> _Try it_
Give back the entries verbatim.

> _Material supplied_
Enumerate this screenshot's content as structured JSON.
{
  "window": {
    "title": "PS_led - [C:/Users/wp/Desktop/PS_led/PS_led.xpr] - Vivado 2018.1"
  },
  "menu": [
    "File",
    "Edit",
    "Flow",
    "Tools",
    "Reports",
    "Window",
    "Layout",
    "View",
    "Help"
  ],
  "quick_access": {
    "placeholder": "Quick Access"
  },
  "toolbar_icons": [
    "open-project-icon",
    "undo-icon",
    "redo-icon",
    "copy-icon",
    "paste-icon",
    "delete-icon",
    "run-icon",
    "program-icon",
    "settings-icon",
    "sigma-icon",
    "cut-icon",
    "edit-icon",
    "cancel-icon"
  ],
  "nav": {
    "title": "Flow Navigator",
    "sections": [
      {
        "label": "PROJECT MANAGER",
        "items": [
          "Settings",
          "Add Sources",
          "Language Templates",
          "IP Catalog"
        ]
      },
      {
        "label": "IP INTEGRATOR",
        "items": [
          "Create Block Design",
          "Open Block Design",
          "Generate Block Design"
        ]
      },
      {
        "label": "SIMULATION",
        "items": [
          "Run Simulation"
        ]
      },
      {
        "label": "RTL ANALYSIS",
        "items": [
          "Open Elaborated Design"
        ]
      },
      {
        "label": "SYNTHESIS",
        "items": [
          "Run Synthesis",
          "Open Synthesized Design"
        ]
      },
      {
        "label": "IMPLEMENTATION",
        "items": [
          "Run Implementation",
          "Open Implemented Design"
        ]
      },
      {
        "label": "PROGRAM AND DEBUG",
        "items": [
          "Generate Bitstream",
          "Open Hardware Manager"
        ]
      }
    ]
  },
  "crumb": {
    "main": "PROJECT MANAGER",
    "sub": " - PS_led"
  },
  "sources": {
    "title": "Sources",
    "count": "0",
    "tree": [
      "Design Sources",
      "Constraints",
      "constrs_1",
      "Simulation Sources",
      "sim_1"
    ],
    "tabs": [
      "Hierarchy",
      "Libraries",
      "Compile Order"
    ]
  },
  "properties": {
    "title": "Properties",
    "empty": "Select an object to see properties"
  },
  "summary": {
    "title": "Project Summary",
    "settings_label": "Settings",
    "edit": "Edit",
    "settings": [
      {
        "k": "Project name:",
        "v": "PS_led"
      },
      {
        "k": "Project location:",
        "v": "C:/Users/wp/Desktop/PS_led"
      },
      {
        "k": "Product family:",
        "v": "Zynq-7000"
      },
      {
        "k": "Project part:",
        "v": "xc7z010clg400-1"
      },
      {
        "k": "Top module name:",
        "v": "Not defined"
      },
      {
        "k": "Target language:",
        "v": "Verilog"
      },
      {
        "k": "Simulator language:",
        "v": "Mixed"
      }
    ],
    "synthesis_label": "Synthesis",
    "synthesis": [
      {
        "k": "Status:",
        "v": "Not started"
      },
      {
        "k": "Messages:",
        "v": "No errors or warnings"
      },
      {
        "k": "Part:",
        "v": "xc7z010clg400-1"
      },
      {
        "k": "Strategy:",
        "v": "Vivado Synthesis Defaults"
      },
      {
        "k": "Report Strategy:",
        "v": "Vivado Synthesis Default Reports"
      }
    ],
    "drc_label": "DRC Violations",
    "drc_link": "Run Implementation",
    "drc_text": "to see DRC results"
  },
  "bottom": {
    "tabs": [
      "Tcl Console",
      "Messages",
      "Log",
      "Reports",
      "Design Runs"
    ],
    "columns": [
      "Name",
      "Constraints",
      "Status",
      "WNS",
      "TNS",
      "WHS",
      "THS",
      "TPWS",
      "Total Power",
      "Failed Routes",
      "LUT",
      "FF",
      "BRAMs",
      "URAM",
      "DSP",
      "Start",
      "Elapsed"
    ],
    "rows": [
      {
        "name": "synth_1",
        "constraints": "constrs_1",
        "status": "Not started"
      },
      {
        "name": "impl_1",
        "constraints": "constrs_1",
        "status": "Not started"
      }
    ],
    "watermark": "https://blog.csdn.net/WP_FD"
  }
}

> _Expected answer_
Enumerate this screenshot's content as structured JSON.
{
  "window": {
    "title": "PS_led - [C:/Users/wp/Desktop/PS_led/PS_led.xpr] - Vivado 2018.1"
  },
  "menu": [
    "File",
    "Edit",
    "Flow",
    "Tools",
    "Reports",
    "Window",
    "Layout",
    "View",
    "Help"
  ],
  "quick_access": {
    "placeholder": "Quick Access"
  },
  "toolbar_icons": [
    "open-project-icon",
    "undo-icon",
    "redo-icon",
    "copy-icon",
    "paste-icon",
    "delete-icon",
    "run-icon",
    "program-icon",
    "settings-icon",
    "sigma-icon",
    "cut-icon",
    "edit-icon",
    "cancel-icon"
  ],
  "nav": {
    "title": "Flow Navigator",
    "sections": [
      {
        "label": "PROJECT MANAGER",
        "items": [
          "Settings",
          "Add Sources",
          "Language Templates",
          "IP Catalog"
        ]
      },
      {
        "label": "IP INTEGRATOR",
        "items": [
          "Create Block Design",
          "Open Block Design",
          "Generate Block Design"
        ]
      },
      {
        "label": "SIMULATION",
        "items": [
          "Run Simulation"
        ]
      },
      {
        "label": "RTL ANALYSIS",
        "items": [
          "Open Elaborated Design"
        ]
      },
      {
        "label": "SYNTHESIS",
        "items": [
          "Run Synthesis",
          "Open Synthesized Design"
        ]
      },
      {
        "label": "IMPLEMENTATION",
        "items": [
          "Run Implementation",
          "Open Implemented Design"
        ]
      },
      {
        "label": "PROGRAM AND DEBUG",
        "items": [
          "Generate Bitstream",
          "Open Hardware Manager"
        ]
      }
    ]
  },
  "crumb": {
    "main": "PROJECT MANAGER",
    "sub": " - PS_led"
  },
  "sources": {
    "title": "Sources",
    "count": "0",
    "tree": [
      "Design Sources",
      "Constraints",
      "constrs_1",
      "Simulation Sources",
      "sim_1"
    ],
    "tabs": [
      "Hierarchy",
      "Libraries",
      "Compile Order"
    ]
  },
  "properties": {
    "title": "Properties",
    "empty": "Select an object to see properties"
  },
  "summary": {
    "title": "Project Summary",
    "settings_label": "Settings",
    "edit": "Edit",
    "settings": [
      {
        "k": "Project name:",
        "v": "PS_led"
      },
      {
        "k": "Project location:",
        "v": "C:/Users/wp/Desktop/PS_led"
      },
      {
        "k": "Product family:",
        "v": "Zynq-7000"
      },
      {
        "k": "Project part:",
        "v": "xc7z010clg400-1"
      },
      {
        "k": "Top module name:",
        "v": "Not defined"
      },
      {
        "k": "Target language:",
        "v": "Verilog"
      },
      {
        "k": "Simulator language:",
        "v": "Mixed"
      }
    ],
    "synthesis_label": "Synthesis",
    "synthesis": [
      {
        "k": "Status:",
        "v": "Not started"
      },
      {
        "k": "Messages:",
        "v": "No errors or warnings"
      },
      {
        "k": "Part:",
        "v": "xc7z010clg400-1"
      },
      {
        "k": "Strategy:",
        "v": "Vivado Synthesis Defaults"
      },
      {
        "k": "Report Strategy:",
        "v": "Vivado Synthesis Default Reports"
      }
    ],
    "drc_label": "DRC Violations",
    "drc_link": "Run Implementation",
    "drc_text": "to see DRC results"
  },
  "bottom": {
    "tabs": [
      "Tcl Console",
      "Messages",
      "Log",
      "Reports",
      "Design Runs"
    ],
    "columns": [
      "Name",
      "Constraints",
      "Status",
      "WNS",
      "TNS",
      "WHS",
      "THS",
      "TPWS",
      "Total Power",
      "Failed Routes",
      "LUT",
      "FF",
      "BRAMs",
      "URAM",
      "DSP",
      "Start",
      "Elapsed"
    ],
    "rows": [
      {
        "name": "synth_1",
        "constraints": "constrs_1",
        "status": "Not started"
      },
      {
        "name": "impl_1",
        "constraints": "constrs_1",
        "status": "Not started"
      }
    ],
    "watermark": "https://blog.csdn.net/WP_FD"
  }
}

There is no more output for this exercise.